At its Geneva launch the quattro (Audi generally preferred a lower-case Q) was the talk of the show. Pugnacious wide-arch styling (by Martin Smith, now Executive Director of Design for Ford of Europe) and technical sophistication wowed the crowds. Press road tests soon confirmed the quattro's awesome ability in tricky conditions, though considerable criticism was levelled at the lethargic engine response at low speeds. Motor magazine revealed that at full throttle in fifth gear a quattro was slower from 20 to 60mph than a 900cc VW Polo, but from 60 to 100mph it was quicker than a Porsche 911SC!

Four-wheel drive traction made the quattro a promising rally car, once Audi's lobbying (along with Renault and Lancia) to lift a ban on all-drive entries succeeded. Works quattros made an inauspicious debut at the Monte Carlo Rally in 1981 when Michele Mouton retired with fuel system woes and Hannu Mikkola crashed out of the lead, but the Audis were soon winning. In 1982 Audi won the manufacturer's world title and Audi Sport UK's rally quattro won the British championship in the hands of Mikkola and Arne Hertz.

Roadgoing quattros were left-hand-drive only, but right-hookers appeared late in 1982. Pneumatic (rather than cable) operation for the diff locks arrived the following year, along with anti-lock brakes and revised gear ratios. In 1984 the quattro was given wider wheels, stiffer suspension and a gimmicky talking digital dashboard. By then Lancia were beating the rally quattros with the lighter, purpose-built 037 Group B car, so Ingolstadt hit back with its own Group B machine, the Sport quattro. Sacrificing some of the original quattro's generous interior space with a 320mm wheelbase chop and swapping steel panels for composite, Audi saved weight and made the Sport quattro a more wieldy rally machine. An alloy engine block contributed to the weight saving, and on top sat a new 20-valve head which helped boost the road version's power output to 304bhp, and the works rally cars to around 450bhp.
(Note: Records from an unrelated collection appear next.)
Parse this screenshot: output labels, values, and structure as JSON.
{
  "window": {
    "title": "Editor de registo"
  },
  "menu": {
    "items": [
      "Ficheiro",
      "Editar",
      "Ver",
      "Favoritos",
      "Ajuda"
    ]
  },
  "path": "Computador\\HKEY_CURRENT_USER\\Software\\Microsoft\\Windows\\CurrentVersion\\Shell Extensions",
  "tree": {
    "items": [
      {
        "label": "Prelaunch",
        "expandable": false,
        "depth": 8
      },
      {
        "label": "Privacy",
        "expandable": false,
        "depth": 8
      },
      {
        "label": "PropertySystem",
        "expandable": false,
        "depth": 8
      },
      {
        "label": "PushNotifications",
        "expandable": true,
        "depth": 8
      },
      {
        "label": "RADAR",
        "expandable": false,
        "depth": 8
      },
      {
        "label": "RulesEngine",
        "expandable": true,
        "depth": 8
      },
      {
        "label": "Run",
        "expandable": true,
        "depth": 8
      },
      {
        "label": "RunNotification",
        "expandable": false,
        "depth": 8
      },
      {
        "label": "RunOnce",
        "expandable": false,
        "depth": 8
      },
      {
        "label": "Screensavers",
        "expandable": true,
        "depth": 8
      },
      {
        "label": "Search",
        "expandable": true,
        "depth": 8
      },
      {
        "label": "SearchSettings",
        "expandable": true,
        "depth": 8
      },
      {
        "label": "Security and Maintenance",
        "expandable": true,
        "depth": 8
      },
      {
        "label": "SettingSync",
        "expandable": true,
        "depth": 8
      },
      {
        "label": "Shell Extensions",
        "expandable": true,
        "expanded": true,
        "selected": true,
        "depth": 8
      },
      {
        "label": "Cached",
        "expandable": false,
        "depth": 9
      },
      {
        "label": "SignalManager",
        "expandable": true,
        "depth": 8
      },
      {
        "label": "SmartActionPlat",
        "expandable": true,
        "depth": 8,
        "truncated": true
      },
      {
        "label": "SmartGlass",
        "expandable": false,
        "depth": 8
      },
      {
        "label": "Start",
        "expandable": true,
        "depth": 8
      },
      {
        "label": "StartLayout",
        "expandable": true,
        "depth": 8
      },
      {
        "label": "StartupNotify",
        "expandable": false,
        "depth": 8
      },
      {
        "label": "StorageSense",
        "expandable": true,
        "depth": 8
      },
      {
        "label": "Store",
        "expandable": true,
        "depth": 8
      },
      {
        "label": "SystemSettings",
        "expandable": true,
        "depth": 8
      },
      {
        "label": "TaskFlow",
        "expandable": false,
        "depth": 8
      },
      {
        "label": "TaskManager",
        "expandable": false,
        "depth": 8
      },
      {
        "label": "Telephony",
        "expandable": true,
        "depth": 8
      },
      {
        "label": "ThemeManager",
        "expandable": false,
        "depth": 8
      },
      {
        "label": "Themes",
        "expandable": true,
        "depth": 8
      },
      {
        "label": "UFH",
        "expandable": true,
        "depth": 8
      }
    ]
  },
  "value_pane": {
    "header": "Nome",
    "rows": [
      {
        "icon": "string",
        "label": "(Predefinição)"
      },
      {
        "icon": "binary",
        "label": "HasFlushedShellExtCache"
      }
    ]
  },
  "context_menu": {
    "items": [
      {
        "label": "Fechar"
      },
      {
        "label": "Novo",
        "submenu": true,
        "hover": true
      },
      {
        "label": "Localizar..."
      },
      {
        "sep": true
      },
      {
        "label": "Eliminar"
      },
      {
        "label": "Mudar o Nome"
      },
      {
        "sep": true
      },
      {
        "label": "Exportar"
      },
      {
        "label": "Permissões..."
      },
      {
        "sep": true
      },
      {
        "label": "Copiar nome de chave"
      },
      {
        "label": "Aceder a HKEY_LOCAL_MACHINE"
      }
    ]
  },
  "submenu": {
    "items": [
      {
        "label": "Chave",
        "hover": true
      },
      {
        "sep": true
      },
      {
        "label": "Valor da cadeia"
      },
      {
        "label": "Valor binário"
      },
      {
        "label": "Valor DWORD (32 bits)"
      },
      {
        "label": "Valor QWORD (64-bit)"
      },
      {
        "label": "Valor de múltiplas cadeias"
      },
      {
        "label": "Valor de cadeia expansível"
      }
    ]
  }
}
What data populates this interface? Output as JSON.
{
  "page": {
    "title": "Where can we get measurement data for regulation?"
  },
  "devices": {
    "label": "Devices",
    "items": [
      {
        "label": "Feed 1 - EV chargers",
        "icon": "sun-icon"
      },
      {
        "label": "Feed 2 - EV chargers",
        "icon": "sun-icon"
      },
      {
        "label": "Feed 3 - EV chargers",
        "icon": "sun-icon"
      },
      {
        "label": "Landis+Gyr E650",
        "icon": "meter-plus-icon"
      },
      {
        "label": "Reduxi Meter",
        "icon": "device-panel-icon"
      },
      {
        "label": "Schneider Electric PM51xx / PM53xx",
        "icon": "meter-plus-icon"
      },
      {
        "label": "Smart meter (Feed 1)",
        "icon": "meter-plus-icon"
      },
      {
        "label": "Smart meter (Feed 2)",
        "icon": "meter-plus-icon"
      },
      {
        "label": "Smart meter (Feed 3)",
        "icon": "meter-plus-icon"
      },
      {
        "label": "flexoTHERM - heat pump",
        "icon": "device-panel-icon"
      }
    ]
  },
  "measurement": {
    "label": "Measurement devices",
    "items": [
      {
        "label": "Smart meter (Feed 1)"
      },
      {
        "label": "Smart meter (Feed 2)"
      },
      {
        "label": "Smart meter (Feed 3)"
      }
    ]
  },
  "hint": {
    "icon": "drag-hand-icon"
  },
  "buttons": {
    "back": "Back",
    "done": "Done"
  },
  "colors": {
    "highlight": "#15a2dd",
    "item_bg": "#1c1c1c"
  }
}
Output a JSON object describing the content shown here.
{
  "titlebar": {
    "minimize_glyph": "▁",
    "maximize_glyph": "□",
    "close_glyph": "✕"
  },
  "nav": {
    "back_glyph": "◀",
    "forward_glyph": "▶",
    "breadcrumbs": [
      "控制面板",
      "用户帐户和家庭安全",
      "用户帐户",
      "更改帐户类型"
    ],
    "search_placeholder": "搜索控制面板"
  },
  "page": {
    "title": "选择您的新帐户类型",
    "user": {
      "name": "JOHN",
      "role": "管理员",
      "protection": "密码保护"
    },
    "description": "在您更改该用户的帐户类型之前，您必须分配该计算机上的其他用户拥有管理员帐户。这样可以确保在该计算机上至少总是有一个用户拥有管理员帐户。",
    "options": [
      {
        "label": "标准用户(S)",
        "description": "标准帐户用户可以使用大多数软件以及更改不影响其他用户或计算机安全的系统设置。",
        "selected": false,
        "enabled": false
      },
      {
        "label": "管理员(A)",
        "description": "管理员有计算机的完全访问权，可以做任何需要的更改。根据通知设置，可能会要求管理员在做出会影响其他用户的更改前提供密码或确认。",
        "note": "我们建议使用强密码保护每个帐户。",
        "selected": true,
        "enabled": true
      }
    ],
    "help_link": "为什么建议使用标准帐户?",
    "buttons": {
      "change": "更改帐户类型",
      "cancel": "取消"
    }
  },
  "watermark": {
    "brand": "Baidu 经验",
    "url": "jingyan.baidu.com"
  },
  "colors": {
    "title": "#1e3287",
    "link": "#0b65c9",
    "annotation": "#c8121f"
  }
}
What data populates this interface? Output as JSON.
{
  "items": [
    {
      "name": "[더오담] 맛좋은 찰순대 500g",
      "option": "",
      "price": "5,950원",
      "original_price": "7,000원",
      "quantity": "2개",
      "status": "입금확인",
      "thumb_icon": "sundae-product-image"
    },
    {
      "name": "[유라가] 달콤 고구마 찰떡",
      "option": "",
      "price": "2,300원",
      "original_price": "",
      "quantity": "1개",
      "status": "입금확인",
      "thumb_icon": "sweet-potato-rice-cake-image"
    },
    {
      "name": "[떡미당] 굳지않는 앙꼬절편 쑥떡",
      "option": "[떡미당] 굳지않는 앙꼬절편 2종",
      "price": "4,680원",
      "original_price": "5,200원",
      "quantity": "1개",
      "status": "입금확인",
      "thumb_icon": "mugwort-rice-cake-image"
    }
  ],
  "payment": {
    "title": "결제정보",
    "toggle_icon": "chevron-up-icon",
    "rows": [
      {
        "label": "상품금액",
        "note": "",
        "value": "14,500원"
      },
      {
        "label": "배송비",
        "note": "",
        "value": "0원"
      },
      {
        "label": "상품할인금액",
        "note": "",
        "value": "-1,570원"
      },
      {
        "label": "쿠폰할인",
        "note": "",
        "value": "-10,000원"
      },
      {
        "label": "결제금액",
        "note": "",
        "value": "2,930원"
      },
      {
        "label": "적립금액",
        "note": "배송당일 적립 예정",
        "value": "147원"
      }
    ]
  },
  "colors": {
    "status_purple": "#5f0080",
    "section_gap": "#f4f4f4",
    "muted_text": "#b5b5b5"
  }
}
Björn Waldegaard in a Sportquattro: with a shorter wheelbase, lightweight body and more power it was a formidable rally competitor.

The road car was given a 2226cc engine in 1988, controlled by a Bosch engine management system incorporating a knock sensor which allowed the compression ratio to be raised. Peak power and torque figures were unchanged, but that off-boost tardiness was now reduced. A Torsen centre diff was fitted, to replace the old manual diff-lock, and the manually rear diff lock now automatically disengaged above 25km/h (about 15mph).

A twin-cam, 20-valve cylinder head appeared in 1990, raising the quattro's power output to 220bhp and providing 228lbft from just 1950rpm. With the extra power of the 20-valve engine and the traction of four-wheel drive, the quattro could beat six seconds for the 0-60mph dash, though its top speed was a less impressive 143mph - due in part to the upright high-drag shape. Production continued until 1991 when it was effectively replaced by the S2 quattro, an altogether softer machine based on the aerodynamically superior Audi 80 coupe. While the new car's modern looks made the original car (known in Germany as the 'ur-quattro') look all of its 10 years old, many still thought the old stager was the better machine.

The quattro spawned a whole generation of four-wheel drive performance cars from Lancia, Ford, Vauxhall-Opel, Peugeot and others. Four-wheel drive quattro drivetrains have spread throughout Audi's range and four-wheel drive systems are also used elsewhere in the Volkswagen empire - from Skoda to Bugatti. But it all started in 1980 with the quattro.